[[ Material provided, beginning ]]
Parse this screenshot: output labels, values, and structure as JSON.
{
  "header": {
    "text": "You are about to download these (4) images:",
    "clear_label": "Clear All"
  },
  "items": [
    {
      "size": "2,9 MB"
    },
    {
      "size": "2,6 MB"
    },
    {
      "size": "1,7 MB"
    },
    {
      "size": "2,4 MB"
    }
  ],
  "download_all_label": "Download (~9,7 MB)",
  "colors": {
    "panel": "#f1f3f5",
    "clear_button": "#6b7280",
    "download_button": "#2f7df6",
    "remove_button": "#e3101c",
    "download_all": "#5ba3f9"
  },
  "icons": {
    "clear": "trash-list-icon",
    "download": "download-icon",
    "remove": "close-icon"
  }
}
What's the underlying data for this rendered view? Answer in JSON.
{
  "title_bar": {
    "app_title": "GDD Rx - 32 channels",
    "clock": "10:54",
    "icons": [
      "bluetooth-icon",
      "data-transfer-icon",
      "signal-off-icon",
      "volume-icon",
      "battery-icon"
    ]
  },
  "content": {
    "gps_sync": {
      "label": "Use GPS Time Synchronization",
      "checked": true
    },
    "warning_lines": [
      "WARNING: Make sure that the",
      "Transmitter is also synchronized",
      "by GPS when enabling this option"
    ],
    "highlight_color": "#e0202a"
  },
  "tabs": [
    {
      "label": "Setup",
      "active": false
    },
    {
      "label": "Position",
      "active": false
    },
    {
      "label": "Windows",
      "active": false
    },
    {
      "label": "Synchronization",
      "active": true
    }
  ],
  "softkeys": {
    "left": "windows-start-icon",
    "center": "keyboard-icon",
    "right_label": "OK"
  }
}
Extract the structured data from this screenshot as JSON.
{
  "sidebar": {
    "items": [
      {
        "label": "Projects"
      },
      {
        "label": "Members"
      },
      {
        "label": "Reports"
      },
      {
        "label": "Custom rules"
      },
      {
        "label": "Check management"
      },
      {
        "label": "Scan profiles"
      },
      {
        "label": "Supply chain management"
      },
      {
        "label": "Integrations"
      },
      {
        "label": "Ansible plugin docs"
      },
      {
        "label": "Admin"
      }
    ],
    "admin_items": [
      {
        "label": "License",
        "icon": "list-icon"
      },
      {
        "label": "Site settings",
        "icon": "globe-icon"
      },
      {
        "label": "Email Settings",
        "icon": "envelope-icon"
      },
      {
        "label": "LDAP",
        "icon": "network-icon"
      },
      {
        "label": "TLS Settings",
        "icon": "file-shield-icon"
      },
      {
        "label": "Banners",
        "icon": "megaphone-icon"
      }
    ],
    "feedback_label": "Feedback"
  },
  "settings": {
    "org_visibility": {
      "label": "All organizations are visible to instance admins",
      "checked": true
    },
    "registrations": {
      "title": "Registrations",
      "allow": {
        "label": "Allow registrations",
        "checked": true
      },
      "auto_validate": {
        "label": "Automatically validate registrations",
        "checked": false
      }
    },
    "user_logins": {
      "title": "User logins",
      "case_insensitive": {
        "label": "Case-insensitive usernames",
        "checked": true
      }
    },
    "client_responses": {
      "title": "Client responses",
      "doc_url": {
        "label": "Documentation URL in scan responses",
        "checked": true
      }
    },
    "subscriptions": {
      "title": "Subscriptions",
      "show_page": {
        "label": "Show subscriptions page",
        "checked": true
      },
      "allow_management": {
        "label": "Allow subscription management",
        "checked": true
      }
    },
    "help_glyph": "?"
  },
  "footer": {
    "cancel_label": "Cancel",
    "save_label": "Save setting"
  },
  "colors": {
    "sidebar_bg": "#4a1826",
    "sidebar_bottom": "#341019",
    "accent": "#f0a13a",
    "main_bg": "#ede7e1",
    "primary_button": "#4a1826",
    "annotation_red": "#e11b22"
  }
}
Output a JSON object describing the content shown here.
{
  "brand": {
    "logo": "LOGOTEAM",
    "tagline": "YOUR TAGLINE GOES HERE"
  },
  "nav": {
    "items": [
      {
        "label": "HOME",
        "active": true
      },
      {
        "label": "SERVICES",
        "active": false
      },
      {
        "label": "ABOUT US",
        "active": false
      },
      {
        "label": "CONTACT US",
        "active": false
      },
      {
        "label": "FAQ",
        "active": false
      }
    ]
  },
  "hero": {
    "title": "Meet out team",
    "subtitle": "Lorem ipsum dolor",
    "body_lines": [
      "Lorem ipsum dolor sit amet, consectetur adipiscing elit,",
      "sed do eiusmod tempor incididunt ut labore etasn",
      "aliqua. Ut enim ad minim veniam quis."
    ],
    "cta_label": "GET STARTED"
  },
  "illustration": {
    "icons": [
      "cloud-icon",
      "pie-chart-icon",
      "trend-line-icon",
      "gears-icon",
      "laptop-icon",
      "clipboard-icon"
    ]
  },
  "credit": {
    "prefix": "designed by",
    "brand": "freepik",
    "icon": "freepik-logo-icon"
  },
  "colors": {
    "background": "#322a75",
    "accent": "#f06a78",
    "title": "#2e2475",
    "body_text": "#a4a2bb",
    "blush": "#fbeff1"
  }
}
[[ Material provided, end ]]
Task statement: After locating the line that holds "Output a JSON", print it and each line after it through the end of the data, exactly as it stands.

Finished exercise:
Output a JSON object describing the content shown here.
{
  "brand": {
    "logo": "LOGOTEAM",
    "tagline": "YOUR TAGLINE GOES HERE"
  },
  "nav": {
    "items": [
      {
        "label": "HOME",
        "active": true
      },
      {
        "label": "SERVICES",
        "active": false
      },
      {
        "label": "ABOUT US",
        "active": false
      },
      {
        "label": "CONTACT US",
        "active": false
      },
      {
        "label": "FAQ",
        "active": false
      }
    ]
  },
  "hero": {
    "title": "Meet out team",
    "subtitle": "Lorem ipsum dolor",
    "body_lines": [
      "Lorem ipsum dolor sit amet, consectetur adipiscing elit,",
      "sed do eiusmod tempor incididunt ut labore etasn",
      "aliqua. Ut enim ad minim veniam quis."
    ],
    "cta_label": "GET STARTED"
  },
  "illustration": {
    "icons": [
      "cloud-icon",
      "pie-chart-icon",
      "trend-line-icon",
      "gears-icon",
      "laptop-icon",
      "clipboard-icon"
    ]
  },
  "credit": {
    "prefix": "designed by",
    "brand": "freepik",
    "icon": "freepik-logo-icon"
  },
  "colors": {
    "background": "#322a75",
    "accent": "#f06a78",
    "title": "#2e2475",
    "body_text": "#a4a2bb",
    "blush": "#fbeff1"
  }
}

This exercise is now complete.